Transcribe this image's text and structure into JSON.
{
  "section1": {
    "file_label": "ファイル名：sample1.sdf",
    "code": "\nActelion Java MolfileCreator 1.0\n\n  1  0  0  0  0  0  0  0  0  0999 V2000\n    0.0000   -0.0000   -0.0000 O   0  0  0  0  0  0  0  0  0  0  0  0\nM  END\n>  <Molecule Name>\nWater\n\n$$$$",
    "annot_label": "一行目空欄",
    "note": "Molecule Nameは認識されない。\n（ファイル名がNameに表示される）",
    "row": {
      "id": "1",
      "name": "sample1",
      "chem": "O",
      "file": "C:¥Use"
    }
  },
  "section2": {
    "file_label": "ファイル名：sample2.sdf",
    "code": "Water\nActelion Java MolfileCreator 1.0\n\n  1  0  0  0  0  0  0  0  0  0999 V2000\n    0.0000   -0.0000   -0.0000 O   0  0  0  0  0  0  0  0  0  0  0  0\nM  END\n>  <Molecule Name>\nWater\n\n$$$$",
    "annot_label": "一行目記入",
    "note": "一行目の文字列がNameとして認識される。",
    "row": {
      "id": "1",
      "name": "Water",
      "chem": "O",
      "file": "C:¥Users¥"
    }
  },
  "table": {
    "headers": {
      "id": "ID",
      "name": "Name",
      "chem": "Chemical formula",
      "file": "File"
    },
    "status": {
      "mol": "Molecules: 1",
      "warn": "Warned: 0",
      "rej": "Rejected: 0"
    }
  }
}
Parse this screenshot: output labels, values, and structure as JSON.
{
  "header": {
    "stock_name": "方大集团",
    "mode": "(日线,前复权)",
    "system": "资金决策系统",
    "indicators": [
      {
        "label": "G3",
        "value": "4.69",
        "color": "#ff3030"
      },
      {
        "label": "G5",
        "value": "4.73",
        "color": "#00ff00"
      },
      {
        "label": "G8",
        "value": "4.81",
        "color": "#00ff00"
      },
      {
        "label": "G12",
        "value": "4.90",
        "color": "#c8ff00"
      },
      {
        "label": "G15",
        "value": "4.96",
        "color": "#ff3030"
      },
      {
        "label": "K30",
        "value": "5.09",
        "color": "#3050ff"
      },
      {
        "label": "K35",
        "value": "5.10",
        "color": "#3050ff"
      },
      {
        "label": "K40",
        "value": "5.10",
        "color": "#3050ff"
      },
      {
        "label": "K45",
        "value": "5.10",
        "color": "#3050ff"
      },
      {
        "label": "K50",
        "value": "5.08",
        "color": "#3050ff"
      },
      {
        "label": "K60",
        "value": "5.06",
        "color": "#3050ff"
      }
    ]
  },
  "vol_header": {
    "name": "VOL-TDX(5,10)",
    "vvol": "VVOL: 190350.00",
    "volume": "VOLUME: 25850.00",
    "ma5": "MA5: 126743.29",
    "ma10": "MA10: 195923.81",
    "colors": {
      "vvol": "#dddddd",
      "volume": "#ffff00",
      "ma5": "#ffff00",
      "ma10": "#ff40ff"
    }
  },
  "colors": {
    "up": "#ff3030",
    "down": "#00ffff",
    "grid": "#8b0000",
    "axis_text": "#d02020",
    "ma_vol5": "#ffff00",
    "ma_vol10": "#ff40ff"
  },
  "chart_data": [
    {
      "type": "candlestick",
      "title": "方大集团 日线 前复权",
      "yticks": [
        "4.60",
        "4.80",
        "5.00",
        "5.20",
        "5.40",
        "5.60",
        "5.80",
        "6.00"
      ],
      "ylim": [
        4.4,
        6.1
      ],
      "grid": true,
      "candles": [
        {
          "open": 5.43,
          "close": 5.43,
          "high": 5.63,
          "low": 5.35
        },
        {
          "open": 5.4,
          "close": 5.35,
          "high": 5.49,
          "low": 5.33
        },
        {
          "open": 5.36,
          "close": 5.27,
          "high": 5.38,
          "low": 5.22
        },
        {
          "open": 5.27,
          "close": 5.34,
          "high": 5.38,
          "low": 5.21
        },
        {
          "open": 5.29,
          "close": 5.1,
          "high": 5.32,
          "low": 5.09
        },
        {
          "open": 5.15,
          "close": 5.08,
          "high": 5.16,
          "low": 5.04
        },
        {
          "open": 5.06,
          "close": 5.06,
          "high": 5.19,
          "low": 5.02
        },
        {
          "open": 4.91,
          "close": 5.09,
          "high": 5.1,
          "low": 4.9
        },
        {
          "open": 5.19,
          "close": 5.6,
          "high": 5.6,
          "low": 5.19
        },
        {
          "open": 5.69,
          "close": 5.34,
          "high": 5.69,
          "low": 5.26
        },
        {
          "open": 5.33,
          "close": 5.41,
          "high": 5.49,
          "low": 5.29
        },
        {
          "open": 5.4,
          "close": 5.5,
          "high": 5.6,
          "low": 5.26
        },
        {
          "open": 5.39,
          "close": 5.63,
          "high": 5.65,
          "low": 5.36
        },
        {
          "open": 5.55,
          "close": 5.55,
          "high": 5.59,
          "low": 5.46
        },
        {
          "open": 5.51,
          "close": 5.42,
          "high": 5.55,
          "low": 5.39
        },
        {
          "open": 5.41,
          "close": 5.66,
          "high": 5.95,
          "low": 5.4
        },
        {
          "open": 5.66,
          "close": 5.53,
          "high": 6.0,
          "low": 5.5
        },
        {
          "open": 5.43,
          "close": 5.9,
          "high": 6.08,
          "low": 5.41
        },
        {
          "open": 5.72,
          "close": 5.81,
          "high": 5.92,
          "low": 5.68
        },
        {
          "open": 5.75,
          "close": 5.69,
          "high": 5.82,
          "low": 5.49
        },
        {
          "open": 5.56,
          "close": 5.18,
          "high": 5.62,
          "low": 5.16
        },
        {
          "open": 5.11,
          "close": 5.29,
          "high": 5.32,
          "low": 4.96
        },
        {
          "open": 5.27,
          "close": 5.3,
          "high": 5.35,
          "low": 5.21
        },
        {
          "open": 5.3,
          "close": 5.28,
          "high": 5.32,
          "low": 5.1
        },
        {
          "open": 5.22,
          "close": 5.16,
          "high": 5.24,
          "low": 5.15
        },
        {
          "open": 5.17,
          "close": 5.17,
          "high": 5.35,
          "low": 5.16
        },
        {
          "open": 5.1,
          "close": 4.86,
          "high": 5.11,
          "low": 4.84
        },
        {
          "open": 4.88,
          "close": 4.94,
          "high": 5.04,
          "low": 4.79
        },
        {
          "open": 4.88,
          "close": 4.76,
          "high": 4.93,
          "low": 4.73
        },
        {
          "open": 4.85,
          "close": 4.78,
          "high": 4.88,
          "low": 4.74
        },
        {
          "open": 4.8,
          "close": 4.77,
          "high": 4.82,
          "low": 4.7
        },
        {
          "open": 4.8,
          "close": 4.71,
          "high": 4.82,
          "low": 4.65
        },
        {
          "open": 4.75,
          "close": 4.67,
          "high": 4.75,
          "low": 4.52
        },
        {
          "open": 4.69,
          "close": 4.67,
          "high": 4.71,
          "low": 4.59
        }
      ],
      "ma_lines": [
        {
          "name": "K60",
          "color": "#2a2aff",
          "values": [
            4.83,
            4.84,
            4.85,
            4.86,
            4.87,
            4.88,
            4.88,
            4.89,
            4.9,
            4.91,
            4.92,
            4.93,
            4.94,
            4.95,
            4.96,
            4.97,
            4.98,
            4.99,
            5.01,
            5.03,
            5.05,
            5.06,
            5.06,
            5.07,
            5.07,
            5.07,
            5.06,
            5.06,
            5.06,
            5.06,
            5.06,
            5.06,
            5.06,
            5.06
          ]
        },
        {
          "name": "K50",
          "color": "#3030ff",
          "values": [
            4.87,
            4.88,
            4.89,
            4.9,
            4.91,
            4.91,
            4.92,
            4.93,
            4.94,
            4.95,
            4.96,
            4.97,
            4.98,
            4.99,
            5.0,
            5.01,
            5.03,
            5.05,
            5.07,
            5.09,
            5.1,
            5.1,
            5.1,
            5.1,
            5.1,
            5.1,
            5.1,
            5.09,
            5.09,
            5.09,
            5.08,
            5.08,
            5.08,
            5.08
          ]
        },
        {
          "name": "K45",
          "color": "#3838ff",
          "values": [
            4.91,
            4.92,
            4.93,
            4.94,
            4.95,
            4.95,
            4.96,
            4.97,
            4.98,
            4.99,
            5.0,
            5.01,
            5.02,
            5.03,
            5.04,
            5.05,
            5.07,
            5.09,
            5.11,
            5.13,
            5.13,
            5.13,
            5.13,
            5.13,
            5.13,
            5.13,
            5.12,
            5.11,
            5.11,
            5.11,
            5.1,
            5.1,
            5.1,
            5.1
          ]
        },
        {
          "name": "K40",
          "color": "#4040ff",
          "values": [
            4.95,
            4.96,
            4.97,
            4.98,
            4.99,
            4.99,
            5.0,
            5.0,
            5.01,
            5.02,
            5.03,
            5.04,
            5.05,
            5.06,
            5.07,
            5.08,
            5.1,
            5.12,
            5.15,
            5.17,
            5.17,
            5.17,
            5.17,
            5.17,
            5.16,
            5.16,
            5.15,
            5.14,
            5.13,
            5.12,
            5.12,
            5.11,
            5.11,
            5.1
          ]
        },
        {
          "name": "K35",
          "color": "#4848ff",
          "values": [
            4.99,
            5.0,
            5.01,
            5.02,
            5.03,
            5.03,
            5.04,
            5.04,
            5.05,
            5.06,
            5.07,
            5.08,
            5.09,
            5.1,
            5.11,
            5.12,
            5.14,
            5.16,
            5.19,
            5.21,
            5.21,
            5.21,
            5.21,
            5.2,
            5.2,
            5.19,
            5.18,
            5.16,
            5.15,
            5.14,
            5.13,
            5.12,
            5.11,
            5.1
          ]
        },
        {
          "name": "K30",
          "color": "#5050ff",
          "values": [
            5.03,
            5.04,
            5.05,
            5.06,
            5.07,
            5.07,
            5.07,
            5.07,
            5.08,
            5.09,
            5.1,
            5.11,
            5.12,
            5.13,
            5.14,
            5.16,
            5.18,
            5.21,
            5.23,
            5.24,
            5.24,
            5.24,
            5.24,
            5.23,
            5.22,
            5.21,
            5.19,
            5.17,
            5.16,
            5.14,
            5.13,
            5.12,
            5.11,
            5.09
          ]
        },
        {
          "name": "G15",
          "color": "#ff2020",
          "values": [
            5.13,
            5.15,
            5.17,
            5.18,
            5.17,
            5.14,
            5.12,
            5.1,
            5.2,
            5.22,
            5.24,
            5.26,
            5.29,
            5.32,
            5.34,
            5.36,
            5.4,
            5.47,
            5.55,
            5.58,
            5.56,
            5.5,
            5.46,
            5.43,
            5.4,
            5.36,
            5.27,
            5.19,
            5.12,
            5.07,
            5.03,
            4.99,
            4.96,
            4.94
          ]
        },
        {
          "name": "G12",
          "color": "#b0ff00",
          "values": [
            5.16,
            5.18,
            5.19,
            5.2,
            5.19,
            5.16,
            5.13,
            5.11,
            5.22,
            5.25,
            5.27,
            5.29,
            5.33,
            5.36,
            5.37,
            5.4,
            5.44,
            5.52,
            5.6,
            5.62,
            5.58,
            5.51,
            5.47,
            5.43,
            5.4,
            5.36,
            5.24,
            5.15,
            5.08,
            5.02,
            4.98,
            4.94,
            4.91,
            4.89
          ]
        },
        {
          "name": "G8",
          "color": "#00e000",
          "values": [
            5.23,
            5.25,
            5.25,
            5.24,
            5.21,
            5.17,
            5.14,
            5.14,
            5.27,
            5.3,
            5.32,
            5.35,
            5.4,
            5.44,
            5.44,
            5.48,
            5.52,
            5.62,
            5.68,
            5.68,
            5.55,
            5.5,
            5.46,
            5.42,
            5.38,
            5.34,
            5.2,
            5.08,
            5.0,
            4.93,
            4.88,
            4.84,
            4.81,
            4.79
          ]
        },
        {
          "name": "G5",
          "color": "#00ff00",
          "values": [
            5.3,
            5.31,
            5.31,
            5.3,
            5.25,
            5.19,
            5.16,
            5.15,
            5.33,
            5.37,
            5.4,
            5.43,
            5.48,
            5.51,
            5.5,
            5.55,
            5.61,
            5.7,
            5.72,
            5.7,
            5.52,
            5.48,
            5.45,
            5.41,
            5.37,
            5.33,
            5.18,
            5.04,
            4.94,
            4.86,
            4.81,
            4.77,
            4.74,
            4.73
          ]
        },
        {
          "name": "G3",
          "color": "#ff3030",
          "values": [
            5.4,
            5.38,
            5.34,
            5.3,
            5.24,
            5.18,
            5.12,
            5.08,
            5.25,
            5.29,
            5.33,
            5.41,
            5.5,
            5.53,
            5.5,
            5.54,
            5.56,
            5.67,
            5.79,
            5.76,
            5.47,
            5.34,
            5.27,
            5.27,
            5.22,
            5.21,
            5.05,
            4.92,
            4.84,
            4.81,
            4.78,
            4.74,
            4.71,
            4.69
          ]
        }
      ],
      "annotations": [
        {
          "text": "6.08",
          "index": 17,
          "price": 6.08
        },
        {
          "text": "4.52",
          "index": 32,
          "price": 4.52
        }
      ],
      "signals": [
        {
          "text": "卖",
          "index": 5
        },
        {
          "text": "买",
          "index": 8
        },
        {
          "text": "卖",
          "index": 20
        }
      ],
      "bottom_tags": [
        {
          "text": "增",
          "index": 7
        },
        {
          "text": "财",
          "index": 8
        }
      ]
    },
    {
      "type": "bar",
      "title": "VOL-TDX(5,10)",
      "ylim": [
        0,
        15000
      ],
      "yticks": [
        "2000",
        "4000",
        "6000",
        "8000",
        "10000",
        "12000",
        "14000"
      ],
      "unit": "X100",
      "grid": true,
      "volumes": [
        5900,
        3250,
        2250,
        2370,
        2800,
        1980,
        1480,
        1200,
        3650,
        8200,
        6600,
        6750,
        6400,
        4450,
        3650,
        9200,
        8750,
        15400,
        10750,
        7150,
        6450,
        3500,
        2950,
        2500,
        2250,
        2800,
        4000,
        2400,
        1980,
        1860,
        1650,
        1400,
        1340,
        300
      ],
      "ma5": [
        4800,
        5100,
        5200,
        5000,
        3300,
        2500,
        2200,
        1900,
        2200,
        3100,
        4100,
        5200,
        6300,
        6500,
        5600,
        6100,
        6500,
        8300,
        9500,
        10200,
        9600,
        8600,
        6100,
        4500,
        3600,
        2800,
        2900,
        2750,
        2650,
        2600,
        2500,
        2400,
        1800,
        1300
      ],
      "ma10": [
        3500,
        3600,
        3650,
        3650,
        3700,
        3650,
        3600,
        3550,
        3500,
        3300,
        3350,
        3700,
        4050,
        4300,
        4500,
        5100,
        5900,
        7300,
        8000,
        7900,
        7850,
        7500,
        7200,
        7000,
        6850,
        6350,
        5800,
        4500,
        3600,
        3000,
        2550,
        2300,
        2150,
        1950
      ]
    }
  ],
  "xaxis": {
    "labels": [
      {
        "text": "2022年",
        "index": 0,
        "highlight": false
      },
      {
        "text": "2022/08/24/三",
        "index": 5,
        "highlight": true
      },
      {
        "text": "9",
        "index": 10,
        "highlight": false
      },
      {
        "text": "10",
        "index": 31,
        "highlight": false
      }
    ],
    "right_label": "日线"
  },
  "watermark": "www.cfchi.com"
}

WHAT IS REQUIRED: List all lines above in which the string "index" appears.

EXERCISE ANSWER:
          "index": 17,
          "index": 32,
          "index": 5
          "index": 8
          "index": 20
          "index": 7
          "index": 8
        "index": 0,
        "index": 5,
        "index": 10,
        "index": 31,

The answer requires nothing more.